King Middle School computer teacher, Mr. Frank Torrano, has a vision and it involves computer-aided design (CAD), 3D printers and boundless creativity to help students leap into the increasingly digital future.
When we visited Mr. Torrano’s Digital Media class to see what impact our Classroom Grant for software and 3D printers was having, we were immediately struck by how self-sufficient the students were. Upon entering the classroom, they each went to a computer and started working on their own projects which ranged from doing graphic design on Adobe Illustrator, designing a 3D building using SketchUp or creating their own prototypes on Tinkercad to print using the 3D printer.
This is definitely not a traditional classroom – students have the freedom to freely interact and collaborate with one another. Students could also access online tutorials in Mr. Torrano’s fantastic class website for help. What was apparent was that the students were designing projects centered around their own interests and inspirations which was very intentional on Mr. Torrano’s part, who is a strong proponent of “project-based learning.”
Mr. Torrano believes that 3D printing lends itself beautifully to project-based learning, “It supports the brainstorming and building stages, where students will make several iterations of a design. In the share stage, others may interact with the designed artifact and offer suggestions. Students who do not participate directly in the work can still be inspired.”
The constant experimentation, collaboration and adjustments that happen through 3D printers allow the focus to be on the process. The goal is not to create a perfect prototype but rather a prototype that’s constantly evolving and becoming better.

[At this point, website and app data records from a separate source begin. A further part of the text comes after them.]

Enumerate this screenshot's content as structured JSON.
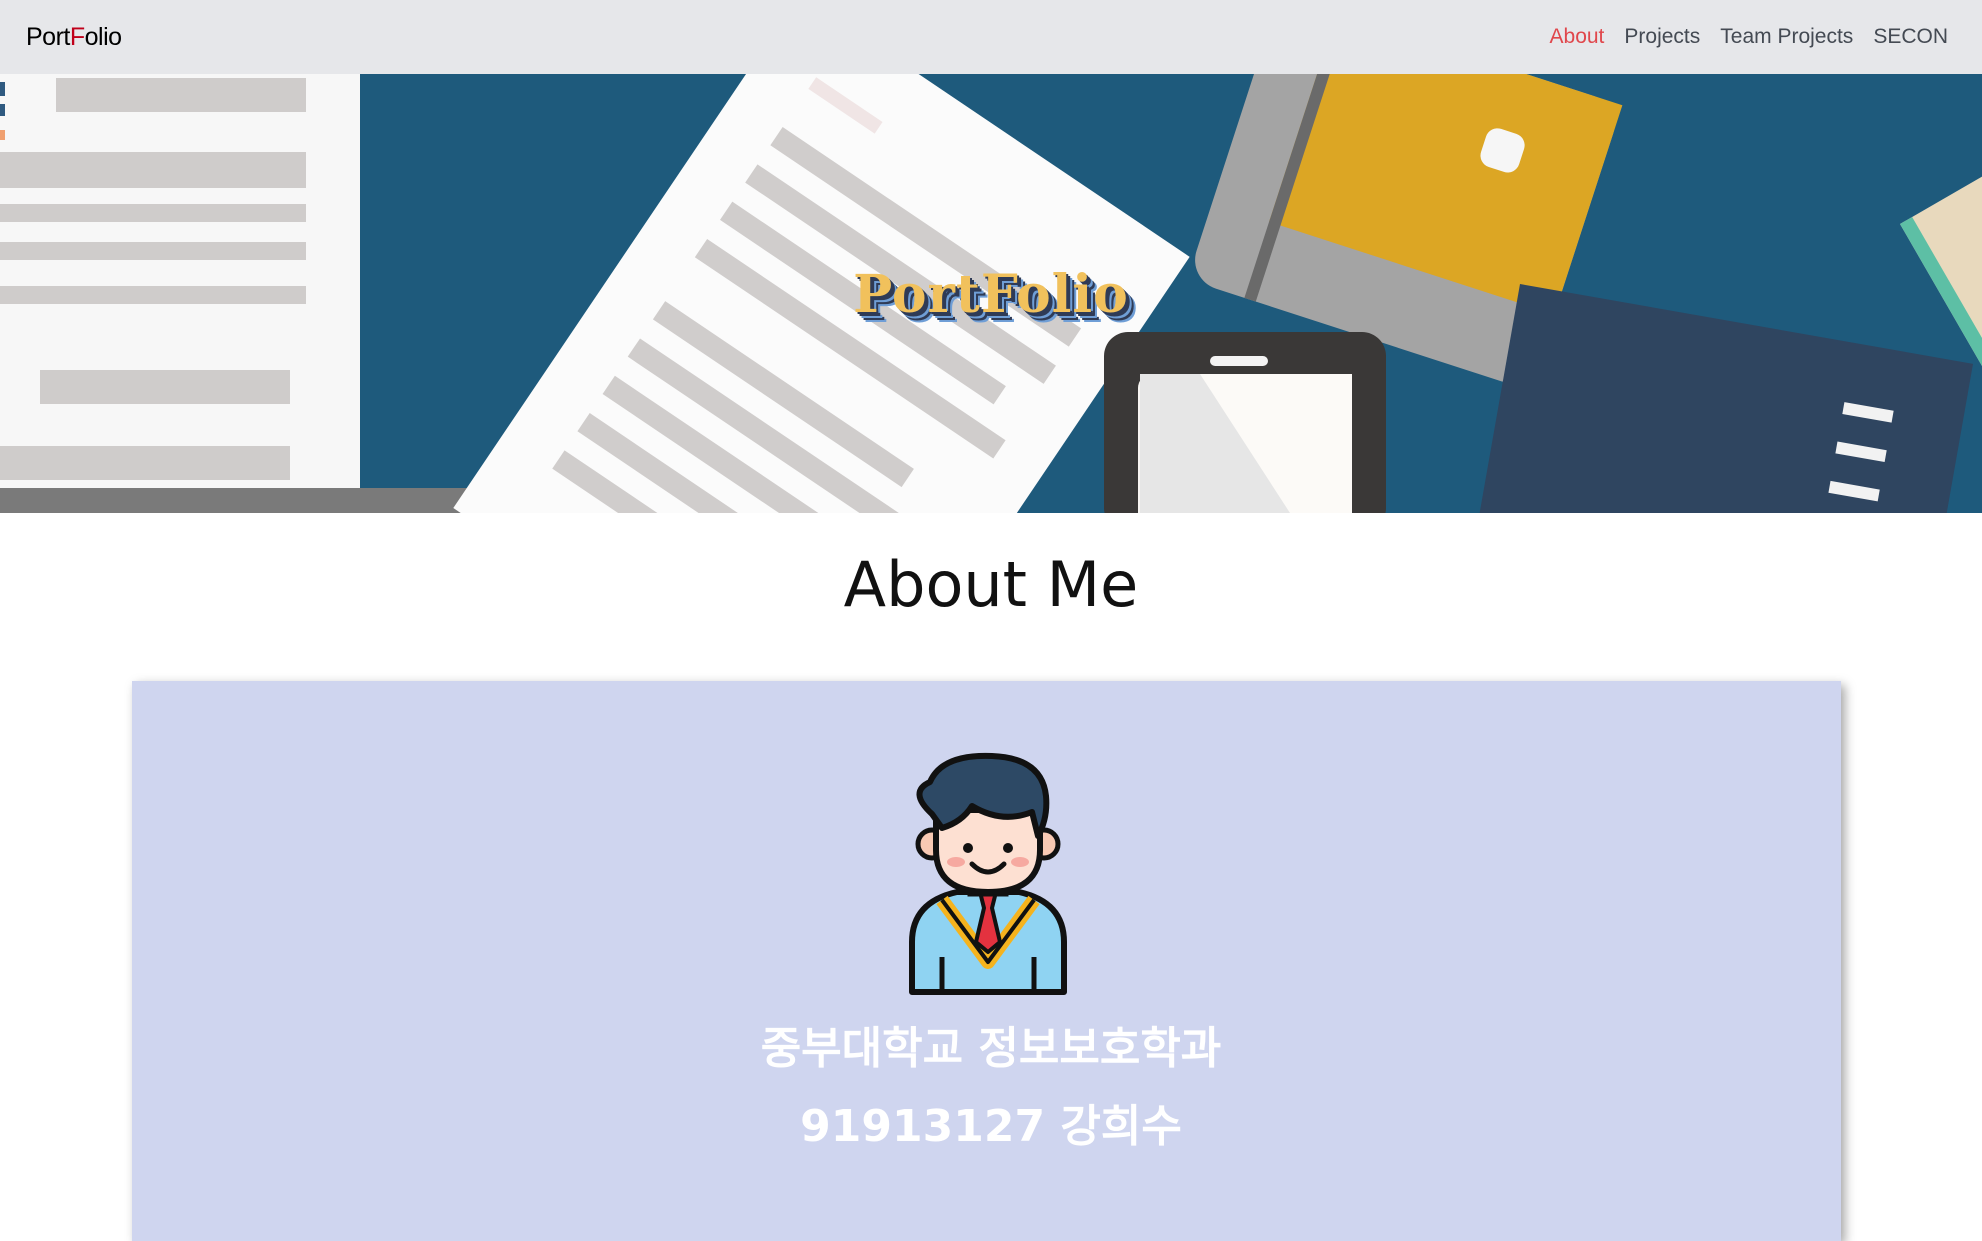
{
  "navbar": {
    "brand_parts": [
      "Port",
      "F",
      "olio"
    ],
    "links": [
      {
        "label": "About",
        "active": true
      },
      {
        "label": "Projects",
        "active": false
      },
      {
        "label": "Team Projects",
        "active": false
      },
      {
        "label": "SECON",
        "active": false
      }
    ],
    "active_color": "#e0474c",
    "brand_accent": "#c0001a"
  },
  "hero": {
    "title": "PortFolio",
    "background_color": "#1e5a7c"
  },
  "about": {
    "heading": "About Me",
    "card_color": "#cfd5ef",
    "line1": "중부대학교 정보보호학과",
    "line2": "91913127 강희수",
    "avatar_icon": "student-avatar-icon"
  }
}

Mr. Torrano reflects, “Beyond the initial motivation to ‘make something cool’ we want students to carefully consider the rationale for printing their object. They must learn about the energy and cost of materials that cannot be wasted. They must experience the successes and failures that come with managing a project. Overall, there is a tremendous sense of agency that comes with producing a tangible object that started from an idea. For young people, it’s more than cool – it is empowering and confidence-building.”
The agency that students felt was palpable as most of the students who never learned digital media before were seamlessly navigating their way through advanced software. You get the sense that the students are accelerating exponentially forward and it leads one to wonder the same thing Mr. Torrano does: “If the kids who grew up with the early generation of personal computers ended up revolutionizing the Web, what will the kids who grow up with 3D printers do? We can only imagine.”